> _Assignment_
Return, from the data below, each line that contains the word "preview".

> _Collected data entries_
--- --- ---

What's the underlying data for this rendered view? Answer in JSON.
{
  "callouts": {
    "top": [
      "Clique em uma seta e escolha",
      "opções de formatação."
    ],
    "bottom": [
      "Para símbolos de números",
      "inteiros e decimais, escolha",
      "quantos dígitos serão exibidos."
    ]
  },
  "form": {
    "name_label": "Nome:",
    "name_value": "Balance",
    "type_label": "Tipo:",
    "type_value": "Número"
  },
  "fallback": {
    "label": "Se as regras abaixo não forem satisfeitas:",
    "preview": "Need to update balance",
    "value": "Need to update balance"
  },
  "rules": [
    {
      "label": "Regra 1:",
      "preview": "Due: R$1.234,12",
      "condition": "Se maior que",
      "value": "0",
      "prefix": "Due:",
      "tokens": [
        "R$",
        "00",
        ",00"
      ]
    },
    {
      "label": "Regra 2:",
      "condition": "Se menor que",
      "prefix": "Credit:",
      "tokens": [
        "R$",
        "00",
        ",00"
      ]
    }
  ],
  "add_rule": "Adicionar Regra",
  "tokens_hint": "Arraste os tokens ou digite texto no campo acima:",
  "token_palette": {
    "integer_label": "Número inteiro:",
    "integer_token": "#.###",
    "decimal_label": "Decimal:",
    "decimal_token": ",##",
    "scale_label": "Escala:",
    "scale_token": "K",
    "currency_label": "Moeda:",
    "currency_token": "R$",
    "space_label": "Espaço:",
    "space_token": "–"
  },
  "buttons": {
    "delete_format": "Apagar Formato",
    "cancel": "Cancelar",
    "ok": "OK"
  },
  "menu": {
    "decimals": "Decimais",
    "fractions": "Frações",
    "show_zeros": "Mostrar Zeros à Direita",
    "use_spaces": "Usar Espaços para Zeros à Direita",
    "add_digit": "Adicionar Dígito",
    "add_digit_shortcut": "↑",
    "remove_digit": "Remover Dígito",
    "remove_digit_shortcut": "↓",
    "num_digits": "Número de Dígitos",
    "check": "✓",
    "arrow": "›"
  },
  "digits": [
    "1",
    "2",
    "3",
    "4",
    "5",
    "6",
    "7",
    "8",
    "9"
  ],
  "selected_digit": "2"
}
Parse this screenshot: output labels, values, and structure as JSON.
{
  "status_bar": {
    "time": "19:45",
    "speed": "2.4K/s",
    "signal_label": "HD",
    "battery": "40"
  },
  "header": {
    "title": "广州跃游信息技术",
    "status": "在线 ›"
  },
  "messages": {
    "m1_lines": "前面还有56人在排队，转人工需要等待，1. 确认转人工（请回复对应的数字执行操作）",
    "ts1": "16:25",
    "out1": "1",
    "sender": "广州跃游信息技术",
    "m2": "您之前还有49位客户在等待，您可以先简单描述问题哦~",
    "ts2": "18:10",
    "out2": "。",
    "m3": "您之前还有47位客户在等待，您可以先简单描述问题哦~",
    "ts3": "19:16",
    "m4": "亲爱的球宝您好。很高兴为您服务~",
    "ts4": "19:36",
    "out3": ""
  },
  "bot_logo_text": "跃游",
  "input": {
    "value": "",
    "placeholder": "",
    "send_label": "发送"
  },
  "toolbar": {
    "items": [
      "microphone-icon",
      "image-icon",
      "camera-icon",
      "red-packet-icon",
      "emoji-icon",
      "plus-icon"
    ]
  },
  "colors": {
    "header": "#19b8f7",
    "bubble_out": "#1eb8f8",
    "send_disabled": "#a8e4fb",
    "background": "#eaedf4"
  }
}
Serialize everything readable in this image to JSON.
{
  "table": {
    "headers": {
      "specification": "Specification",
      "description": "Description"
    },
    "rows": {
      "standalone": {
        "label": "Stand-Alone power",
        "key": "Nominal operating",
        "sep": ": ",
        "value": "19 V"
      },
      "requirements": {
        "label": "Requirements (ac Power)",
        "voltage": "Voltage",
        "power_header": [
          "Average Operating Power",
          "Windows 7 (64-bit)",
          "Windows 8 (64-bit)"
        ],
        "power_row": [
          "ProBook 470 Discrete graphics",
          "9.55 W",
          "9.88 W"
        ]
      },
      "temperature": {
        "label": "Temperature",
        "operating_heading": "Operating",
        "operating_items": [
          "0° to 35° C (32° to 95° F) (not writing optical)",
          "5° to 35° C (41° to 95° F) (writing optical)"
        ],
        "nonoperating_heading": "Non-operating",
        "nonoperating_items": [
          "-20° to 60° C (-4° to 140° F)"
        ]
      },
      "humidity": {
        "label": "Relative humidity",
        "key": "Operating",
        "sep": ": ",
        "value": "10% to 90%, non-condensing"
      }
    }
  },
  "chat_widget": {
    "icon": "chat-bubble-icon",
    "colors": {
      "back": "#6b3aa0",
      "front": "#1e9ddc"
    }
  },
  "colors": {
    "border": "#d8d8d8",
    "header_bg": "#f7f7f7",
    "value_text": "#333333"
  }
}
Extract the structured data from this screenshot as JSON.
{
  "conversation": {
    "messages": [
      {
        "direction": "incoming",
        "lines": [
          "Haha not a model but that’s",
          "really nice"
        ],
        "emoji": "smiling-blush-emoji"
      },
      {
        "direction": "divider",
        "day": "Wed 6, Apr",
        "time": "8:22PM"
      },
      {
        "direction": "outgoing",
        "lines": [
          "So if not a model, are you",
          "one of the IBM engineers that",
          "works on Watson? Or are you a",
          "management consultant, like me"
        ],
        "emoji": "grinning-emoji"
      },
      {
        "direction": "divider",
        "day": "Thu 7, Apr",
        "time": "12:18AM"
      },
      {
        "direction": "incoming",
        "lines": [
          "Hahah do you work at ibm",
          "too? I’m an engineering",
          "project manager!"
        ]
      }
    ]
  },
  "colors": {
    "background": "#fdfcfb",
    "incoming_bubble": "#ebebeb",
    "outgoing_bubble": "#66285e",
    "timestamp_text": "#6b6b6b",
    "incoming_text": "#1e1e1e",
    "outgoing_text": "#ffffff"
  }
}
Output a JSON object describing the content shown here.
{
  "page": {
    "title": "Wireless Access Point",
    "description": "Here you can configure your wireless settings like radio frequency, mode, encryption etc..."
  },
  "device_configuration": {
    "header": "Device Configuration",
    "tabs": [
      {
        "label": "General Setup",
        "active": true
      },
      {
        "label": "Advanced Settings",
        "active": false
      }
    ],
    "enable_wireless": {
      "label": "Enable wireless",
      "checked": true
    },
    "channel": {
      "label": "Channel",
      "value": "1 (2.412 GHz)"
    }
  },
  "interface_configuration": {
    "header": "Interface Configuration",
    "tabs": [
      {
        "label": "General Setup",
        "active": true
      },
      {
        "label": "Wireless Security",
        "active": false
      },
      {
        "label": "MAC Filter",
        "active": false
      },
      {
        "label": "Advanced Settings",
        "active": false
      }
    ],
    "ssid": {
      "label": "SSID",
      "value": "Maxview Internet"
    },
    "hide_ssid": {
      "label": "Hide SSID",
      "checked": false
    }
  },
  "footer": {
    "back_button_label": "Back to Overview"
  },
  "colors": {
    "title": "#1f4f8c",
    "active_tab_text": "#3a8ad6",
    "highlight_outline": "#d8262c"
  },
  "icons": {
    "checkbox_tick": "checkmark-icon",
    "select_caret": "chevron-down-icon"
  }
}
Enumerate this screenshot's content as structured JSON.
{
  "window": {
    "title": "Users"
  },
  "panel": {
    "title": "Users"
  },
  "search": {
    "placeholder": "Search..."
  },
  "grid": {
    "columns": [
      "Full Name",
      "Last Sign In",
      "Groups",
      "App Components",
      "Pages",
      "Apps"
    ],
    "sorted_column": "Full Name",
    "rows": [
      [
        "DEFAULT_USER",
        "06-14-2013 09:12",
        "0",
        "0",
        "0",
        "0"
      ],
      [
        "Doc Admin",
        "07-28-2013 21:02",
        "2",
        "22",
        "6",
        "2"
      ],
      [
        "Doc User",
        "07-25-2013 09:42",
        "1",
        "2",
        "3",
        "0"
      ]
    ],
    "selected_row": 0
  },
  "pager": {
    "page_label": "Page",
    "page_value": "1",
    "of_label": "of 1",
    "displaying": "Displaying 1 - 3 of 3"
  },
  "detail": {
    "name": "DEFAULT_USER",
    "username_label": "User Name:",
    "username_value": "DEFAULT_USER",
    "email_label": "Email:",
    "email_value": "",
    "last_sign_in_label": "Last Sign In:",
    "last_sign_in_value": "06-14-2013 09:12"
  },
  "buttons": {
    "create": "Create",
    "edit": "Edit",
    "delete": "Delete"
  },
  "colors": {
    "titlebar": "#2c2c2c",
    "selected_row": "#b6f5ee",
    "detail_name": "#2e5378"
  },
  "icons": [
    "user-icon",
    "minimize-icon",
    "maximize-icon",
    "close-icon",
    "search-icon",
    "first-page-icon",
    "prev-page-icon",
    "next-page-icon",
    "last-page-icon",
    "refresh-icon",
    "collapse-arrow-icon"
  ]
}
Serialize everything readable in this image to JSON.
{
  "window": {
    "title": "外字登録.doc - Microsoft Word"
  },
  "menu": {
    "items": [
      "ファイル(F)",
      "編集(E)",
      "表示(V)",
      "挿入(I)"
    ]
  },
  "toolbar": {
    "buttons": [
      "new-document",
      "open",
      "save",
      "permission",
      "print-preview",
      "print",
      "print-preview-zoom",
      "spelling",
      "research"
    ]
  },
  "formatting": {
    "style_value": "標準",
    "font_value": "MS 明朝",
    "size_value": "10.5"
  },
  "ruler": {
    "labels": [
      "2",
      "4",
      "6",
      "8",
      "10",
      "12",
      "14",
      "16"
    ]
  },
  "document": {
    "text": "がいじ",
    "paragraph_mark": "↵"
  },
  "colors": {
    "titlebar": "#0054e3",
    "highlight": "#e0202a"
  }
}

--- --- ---

> _Response area_
    "preview": "Need to update balance",
      "preview": "Due: R$1.234,12",
      "print-preview",
      "print-preview-zoom",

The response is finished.